Copy every line below that has the word "Ctrl" in it.

→ **Task data**:
>>>

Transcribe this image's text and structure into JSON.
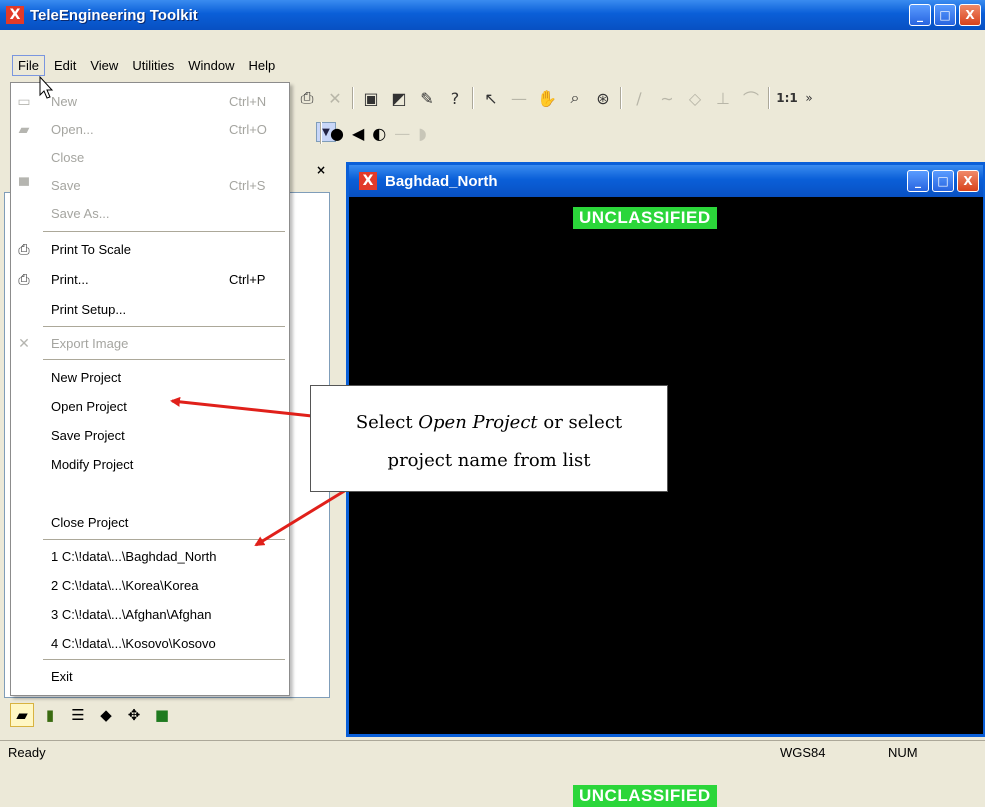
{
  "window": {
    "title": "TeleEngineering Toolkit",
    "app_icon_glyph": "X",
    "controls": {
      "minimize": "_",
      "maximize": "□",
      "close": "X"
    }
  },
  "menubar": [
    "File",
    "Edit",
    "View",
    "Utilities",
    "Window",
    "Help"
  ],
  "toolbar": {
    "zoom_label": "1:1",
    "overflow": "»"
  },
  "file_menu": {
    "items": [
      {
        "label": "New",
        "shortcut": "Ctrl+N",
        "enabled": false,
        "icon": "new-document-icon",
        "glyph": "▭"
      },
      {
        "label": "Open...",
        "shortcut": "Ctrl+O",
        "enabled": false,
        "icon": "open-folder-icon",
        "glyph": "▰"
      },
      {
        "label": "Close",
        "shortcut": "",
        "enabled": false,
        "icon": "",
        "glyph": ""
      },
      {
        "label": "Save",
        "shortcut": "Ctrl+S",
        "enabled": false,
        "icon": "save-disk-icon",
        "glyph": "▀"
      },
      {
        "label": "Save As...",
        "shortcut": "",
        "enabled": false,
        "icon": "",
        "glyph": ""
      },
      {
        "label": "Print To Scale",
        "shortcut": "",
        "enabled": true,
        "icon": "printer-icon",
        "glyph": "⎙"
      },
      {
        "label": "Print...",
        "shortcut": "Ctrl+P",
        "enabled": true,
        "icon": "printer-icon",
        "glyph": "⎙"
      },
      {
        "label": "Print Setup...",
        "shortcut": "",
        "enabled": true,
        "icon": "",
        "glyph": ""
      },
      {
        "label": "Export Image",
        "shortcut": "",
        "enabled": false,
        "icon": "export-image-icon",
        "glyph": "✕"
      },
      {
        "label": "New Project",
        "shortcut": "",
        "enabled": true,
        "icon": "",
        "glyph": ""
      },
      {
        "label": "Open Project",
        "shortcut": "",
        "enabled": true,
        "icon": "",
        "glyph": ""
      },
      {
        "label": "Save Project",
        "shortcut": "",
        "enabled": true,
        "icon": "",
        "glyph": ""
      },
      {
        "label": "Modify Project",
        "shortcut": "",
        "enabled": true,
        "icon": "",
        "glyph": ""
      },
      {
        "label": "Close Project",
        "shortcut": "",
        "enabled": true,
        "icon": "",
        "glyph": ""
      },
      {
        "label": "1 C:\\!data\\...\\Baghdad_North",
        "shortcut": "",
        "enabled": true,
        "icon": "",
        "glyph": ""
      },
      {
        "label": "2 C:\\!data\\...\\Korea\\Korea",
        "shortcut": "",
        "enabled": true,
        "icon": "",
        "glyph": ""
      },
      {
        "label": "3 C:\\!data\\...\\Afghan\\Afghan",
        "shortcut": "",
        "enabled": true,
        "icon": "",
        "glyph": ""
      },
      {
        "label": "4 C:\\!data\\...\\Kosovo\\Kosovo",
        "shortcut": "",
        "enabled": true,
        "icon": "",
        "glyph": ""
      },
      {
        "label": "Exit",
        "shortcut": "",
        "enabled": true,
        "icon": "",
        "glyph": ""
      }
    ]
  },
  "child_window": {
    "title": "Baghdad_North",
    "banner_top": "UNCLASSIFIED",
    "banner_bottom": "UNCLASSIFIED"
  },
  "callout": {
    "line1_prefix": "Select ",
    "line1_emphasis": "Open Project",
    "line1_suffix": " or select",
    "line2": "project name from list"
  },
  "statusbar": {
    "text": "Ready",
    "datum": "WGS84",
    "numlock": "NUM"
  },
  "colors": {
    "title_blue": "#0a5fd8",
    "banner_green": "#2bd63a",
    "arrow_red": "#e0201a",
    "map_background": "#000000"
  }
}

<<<

→ **Solution to this problem**:
        "shortcut": "Ctrl+N",
        "shortcut": "Ctrl+O",
        "shortcut": "Ctrl+S",
        "shortcut": "Ctrl+P",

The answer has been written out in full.